--- Problem statement ---
Return every line below exactly, without dropping any.

--- Dataset content ---
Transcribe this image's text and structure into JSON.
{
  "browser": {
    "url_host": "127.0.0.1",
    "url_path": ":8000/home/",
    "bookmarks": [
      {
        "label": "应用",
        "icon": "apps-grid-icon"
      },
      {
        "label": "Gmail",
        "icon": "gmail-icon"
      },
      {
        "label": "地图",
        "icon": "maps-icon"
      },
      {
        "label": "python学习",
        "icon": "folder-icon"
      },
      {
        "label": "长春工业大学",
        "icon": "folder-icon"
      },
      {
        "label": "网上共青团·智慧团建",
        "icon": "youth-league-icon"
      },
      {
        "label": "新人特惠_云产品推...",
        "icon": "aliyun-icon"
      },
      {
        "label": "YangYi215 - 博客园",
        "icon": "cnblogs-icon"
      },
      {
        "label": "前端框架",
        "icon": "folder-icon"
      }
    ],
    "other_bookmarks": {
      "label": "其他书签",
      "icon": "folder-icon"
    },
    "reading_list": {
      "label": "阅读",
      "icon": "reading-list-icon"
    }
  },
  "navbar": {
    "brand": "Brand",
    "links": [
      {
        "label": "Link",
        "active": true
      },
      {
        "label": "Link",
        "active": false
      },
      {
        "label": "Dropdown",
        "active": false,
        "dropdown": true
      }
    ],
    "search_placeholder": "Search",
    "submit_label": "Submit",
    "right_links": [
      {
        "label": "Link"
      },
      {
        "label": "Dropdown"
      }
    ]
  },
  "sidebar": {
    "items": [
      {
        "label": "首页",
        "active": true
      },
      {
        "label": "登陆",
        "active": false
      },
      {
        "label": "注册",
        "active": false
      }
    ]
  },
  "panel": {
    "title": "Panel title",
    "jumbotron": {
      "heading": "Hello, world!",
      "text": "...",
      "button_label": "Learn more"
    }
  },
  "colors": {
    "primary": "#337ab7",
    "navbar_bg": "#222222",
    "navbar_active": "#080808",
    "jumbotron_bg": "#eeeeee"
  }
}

--- Reply ---
Transcribe this image's text and structure into JSON.
{
  "browser": {
    "url_host": "127.0.0.1",
    "url_path": ":8000/home/",
    "bookmarks": [
      {
        "label": "应用",
        "icon": "apps-grid-icon"
      },
      {
        "label": "Gmail",
        "icon": "gmail-icon"
      },
      {
        "label": "地图",
        "icon": "maps-icon"
      },
      {
        "label": "python学习",
        "icon": "folder-icon"
      },
      {
        "label": "长春工业大学",
        "icon": "folder-icon"
      },
      {
        "label": "网上共青团·智慧团建",
        "icon": "youth-league-icon"
      },
      {
        "label": "新人特惠_云产品推...",
        "icon": "aliyun-icon"
      },
      {
        "label": "YangYi215 - 博客园",
        "icon": "cnblogs-icon"
      },
      {
        "label": "前端框架",
        "icon": "folder-icon"
      }
    ],
    "other_bookmarks": {
      "label": "其他书签",
      "icon": "folder-icon"
    },
    "reading_list": {
      "label": "阅读",
      "icon": "reading-list-icon"
    }
  },
  "navbar": {
    "brand": "Brand",
    "links": [
      {
        "label": "Link",
        "active": true
      },
      {
        "label": "Link",
        "active": false
      },
      {
        "label": "Dropdown",
        "active": false,
        "dropdown": true
      }
    ],
    "search_placeholder": "Search",
    "submit_label": "Submit",
    "right_links": [
      {
        "label": "Link"
      },
      {
        "label": "Dropdown"
      }
    ]
  },
  "sidebar": {
    "items": [
      {
        "label": "首页",
        "active": true
      },
      {
        "label": "登陆",
        "active": false
      },
      {
        "label": "注册",
        "active": false
      }
    ]
  },
  "panel": {
    "title": "Panel title",
    "jumbotron": {
      "heading": "Hello, world!",
      "text": "...",
      "button_label": "Learn more"
    }
  },
  "colors": {
    "primary": "#337ab7",
    "navbar_bg": "#222222",
    "navbar_active": "#080808",
    "jumbotron_bg": "#eeeeee"
  }
}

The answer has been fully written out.